╭─ Material for this task
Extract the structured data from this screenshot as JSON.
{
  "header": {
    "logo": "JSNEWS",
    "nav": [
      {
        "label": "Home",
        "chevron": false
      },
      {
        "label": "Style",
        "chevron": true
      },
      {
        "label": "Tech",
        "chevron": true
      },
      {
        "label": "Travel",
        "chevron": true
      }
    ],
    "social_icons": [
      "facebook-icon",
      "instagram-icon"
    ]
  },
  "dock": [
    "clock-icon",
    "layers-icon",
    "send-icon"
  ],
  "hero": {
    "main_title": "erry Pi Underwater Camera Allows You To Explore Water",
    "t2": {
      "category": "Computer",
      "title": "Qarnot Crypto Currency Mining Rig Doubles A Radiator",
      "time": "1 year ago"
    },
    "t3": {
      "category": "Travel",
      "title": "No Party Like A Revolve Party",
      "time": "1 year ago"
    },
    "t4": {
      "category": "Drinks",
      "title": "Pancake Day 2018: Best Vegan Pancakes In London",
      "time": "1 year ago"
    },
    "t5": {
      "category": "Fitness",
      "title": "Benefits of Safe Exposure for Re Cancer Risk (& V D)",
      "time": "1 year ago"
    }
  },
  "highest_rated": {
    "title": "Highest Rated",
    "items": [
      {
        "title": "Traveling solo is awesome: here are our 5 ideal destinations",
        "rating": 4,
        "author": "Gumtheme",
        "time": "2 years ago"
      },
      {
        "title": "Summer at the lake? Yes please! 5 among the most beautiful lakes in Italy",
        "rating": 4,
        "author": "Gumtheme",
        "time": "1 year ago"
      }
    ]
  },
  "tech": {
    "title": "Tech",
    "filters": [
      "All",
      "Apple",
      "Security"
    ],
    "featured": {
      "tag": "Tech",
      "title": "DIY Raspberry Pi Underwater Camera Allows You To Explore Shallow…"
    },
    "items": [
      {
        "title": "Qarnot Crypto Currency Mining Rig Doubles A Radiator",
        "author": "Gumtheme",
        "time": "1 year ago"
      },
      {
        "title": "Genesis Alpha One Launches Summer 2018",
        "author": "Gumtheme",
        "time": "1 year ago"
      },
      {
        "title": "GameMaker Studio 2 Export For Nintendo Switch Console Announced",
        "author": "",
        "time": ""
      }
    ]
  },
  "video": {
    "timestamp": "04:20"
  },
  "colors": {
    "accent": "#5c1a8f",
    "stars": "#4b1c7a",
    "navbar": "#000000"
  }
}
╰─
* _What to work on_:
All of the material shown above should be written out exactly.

* _Exercise output_:
Extract the structured data from this screenshot as JSON.
{
  "header": {
    "logo": "JSNEWS",
    "nav": [
      {
        "label": "Home",
        "chevron": false
      },
      {
        "label": "Style",
        "chevron": true
      },
      {
        "label": "Tech",
        "chevron": true
      },
      {
        "label": "Travel",
        "chevron": true
      }
    ],
    "social_icons": [
      "facebook-icon",
      "instagram-icon"
    ]
  },
  "dock": [
    "clock-icon",
    "layers-icon",
    "send-icon"
  ],
  "hero": {
    "main_title": "erry Pi Underwater Camera Allows You To Explore Water",
    "t2": {
      "category": "Computer",
      "title": "Qarnot Crypto Currency Mining Rig Doubles A Radiator",
      "time": "1 year ago"
    },
    "t3": {
      "category": "Travel",
      "title": "No Party Like A Revolve Party",
      "time": "1 year ago"
    },
    "t4": {
      "category": "Drinks",
      "title": "Pancake Day 2018: Best Vegan Pancakes In London",
      "time": "1 year ago"
    },
    "t5": {
      "category": "Fitness",
      "title": "Benefits of Safe Exposure for Re Cancer Risk (& V D)",
      "time": "1 year ago"
    }
  },
  "highest_rated": {
    "title": "Highest Rated",
    "items": [
      {
        "title": "Traveling solo is awesome: here are our 5 ideal destinations",
        "rating": 4,
        "author": "Gumtheme",
        "time": "2 years ago"
      },
      {
        "title": "Summer at the lake? Yes please! 5 among the most beautiful lakes in Italy",
        "rating": 4,
        "author": "Gumtheme",
        "time": "1 year ago"
      }
    ]
  },
  "tech": {
    "title": "Tech",
    "filters": [
      "All",
      "Apple",
      "Security"
    ],
    "featured": {
      "tag": "Tech",
      "title": "DIY Raspberry Pi Underwater Camera Allows You To Explore Shallow…"
    },
    "items": [
      {
        "title": "Qarnot Crypto Currency Mining Rig Doubles A Radiator",
        "author": "Gumtheme",
        "time": "1 year ago"
      },
      {
        "title": "Genesis Alpha One Launches Summer 2018",
        "author": "Gumtheme",
        "time": "1 year ago"
      },
      {
        "title": "GameMaker Studio 2 Export For Nintendo Switch Console Announced",
        "author": "",
        "time": ""
      }
    ]
  },
  "video": {
    "timestamp": "04:20"
  },
  "colors": {
    "accent": "#5c1a8f",
    "stars": "#4b1c7a",
    "navbar": "#000000"
  }
}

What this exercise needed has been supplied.